About this task: Find every line below where the string "false" shows up, and copy those lines.

[Page and application data records]
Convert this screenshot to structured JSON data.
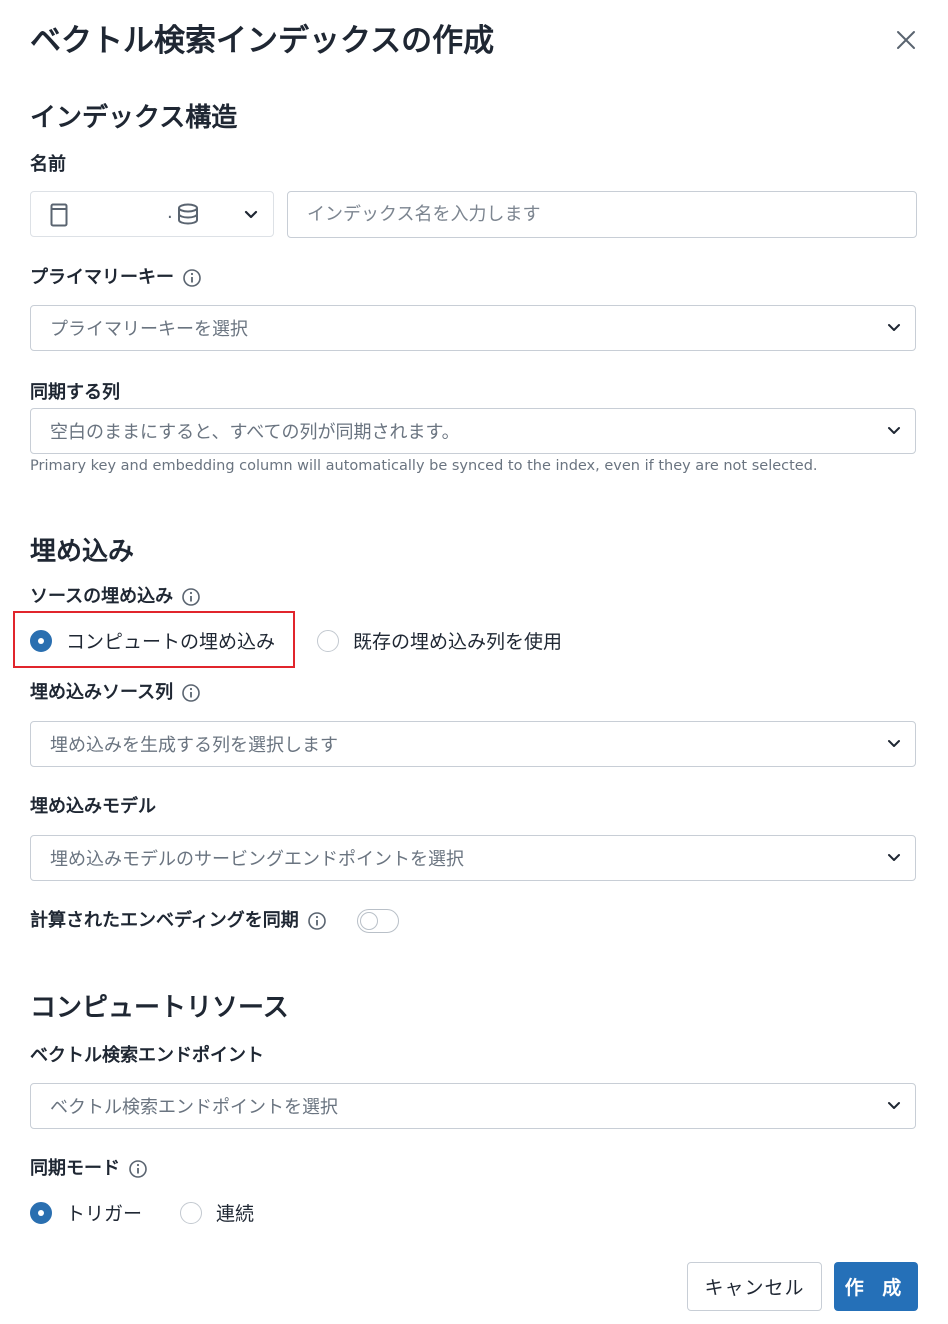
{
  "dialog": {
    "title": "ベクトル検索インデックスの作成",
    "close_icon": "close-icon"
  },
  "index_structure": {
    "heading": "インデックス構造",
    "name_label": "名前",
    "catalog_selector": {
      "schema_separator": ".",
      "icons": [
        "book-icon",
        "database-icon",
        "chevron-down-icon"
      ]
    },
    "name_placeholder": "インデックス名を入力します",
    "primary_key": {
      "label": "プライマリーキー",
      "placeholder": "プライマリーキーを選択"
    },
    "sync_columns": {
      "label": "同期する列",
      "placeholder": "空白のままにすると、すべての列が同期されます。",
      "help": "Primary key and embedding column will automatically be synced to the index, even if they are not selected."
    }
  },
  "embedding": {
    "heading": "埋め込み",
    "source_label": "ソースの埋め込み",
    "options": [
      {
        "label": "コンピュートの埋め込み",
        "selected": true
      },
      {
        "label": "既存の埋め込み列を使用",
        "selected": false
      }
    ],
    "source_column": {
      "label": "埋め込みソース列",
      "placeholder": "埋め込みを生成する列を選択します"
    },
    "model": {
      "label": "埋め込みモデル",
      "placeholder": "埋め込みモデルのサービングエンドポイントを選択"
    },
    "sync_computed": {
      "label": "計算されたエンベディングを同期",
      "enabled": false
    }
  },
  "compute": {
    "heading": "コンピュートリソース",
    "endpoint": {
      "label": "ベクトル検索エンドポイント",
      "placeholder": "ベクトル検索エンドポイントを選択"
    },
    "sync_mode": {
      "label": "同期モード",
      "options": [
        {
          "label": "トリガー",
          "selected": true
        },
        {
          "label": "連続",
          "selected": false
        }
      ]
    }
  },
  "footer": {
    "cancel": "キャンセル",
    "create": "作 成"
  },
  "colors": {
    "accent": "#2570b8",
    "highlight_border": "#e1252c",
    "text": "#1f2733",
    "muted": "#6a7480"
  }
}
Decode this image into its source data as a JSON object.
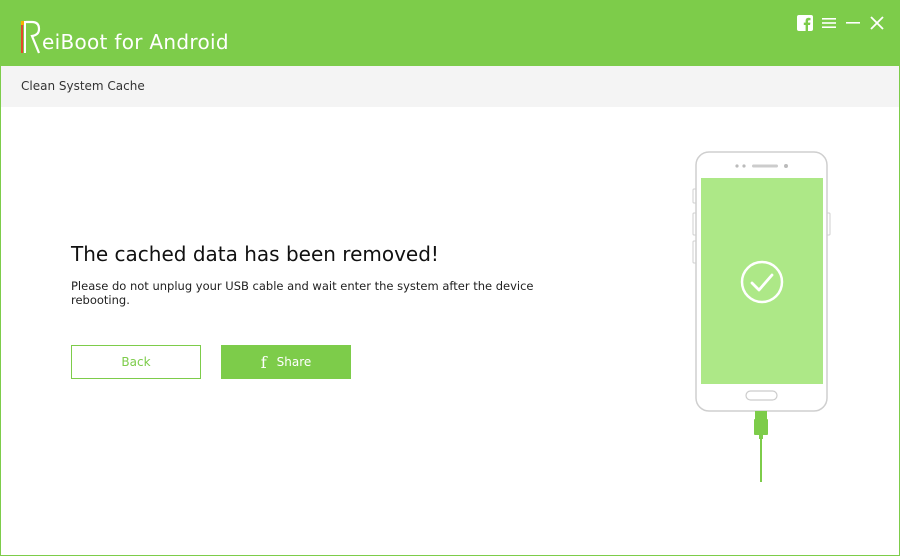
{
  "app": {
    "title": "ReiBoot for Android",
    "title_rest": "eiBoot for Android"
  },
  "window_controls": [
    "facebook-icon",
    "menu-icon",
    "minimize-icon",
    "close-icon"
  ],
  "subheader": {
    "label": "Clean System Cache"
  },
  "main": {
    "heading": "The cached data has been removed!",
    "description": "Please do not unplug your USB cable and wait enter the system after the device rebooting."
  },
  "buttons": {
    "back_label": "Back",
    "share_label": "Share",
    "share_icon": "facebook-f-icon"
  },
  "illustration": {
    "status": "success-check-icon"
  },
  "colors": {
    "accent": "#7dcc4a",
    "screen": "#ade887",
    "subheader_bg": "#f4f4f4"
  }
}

Answer for the task:
        "selected": false
      "enabled": false
          "selected": false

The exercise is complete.